AI in the workplace
March 9, 2023
Besides implications on homework, society is also grappling with the impact of AI in the workforce.
A common image in many science fiction films — the computer waiters in “Back to the Future Part 2,” the robot-nanny in “The Jetsons” or all the worker droids in the “Star Wars” — the world is dotted with dozens of ever-smart, ever-working androids who take the place of humans for simple tasks.
As large companies like Microsoft and Apple promise to make these science fiction dreams more of a reality with programs like OpenAI comes the ever-troublesome question of AI’s effects on the wider job market.
“AI definitely has the possibility to take over jobs, especially smaller jobs like grocery clerks and jobs involving coding,” junior Patrick Watson said. “I feel like AI will shut off a lot of paths, or it will force us to create more jobs that only humans can do.”
The growth of AI in the workforce still brings with it a plethora of ethical questions, primarily in regards to whether automation and efficiency that can come from AI outweigh the possible mass-layoffs and unemployment that too comes with AI being widely used.
“I think it can be a good thing, especially for things like surgeries where it takes out the human error,” social studies teacher DJ Gemmill said. “I also think it can be a bad thing if we don’t find a way to replace the jobs in the labor field. It can increase unemployment by replacing a lot of the jobs that maybe could be filled by people.”

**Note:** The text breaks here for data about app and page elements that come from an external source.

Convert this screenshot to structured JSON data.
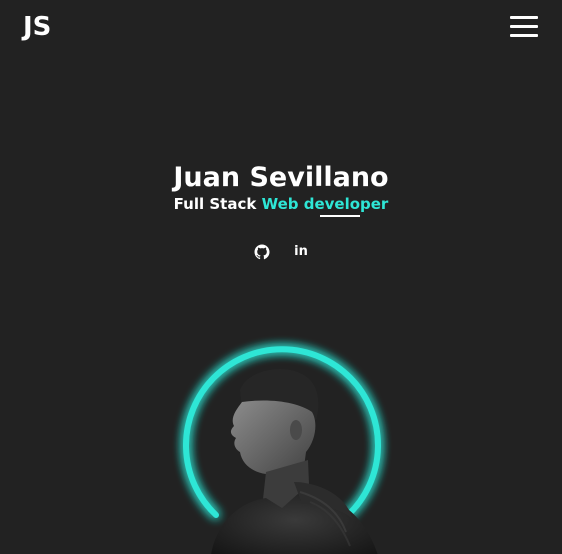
{
  "header": {
    "logo": "JS",
    "menu_icon": "hamburger-menu-icon"
  },
  "hero": {
    "name": "Juan Sevillano",
    "role_prefix": "Full Stack",
    "role_accent": "Web developer"
  },
  "socials": [
    {
      "icon": "github-icon"
    },
    {
      "icon": "linkedin-icon",
      "glyph": "in"
    }
  ],
  "colors": {
    "background": "#222222",
    "accent": "#2ee6d6",
    "text": "#ffffff"
  }
}
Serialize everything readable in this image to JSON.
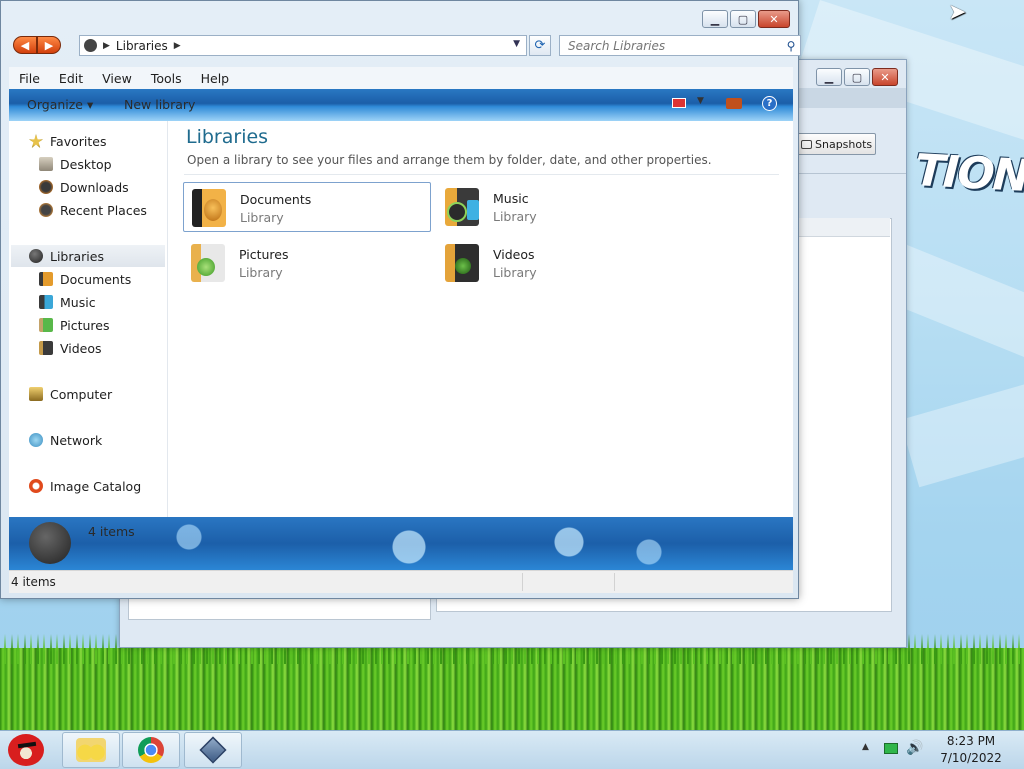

It would seem that the fear of an AI takeover of jobs is still ever prevalent with a poll conducted by the company Tidio, finding that 69% of polled college graduates believe their job could be done by or made irrelevant by AI within their lifetime. Another poll reported on and conducted by CNBC and SurveyMonkey found that 37% of polled adults aged 18 to 24 believe their jobs will be taken or made obsolete by AI within the next five years.
Some students have recently been expressing some fear and concerns over the rise of AI in the workforce and what it means for their futures.
“I was thinking about going into a computer-related study,” junior Elizabeth Gudex said. “I ruled that out, though, because I don’t see that being a huge job market due to the growth of AI.”
The true scale of the impact that AI will have on the job market is yet to be seen, but there is little doubt that it is here to stay and now it’s just a matter of learning to live with it, and learning how humans play into the future world of jobs.
“In the near future I definitely still see humans holding onto most jobs, hopefully we’ll never get to the point like in ‘WALL-E,’” Gemmill said. “I just think there is always going to be a need for humans in the workplace regardless of how much computers advance.”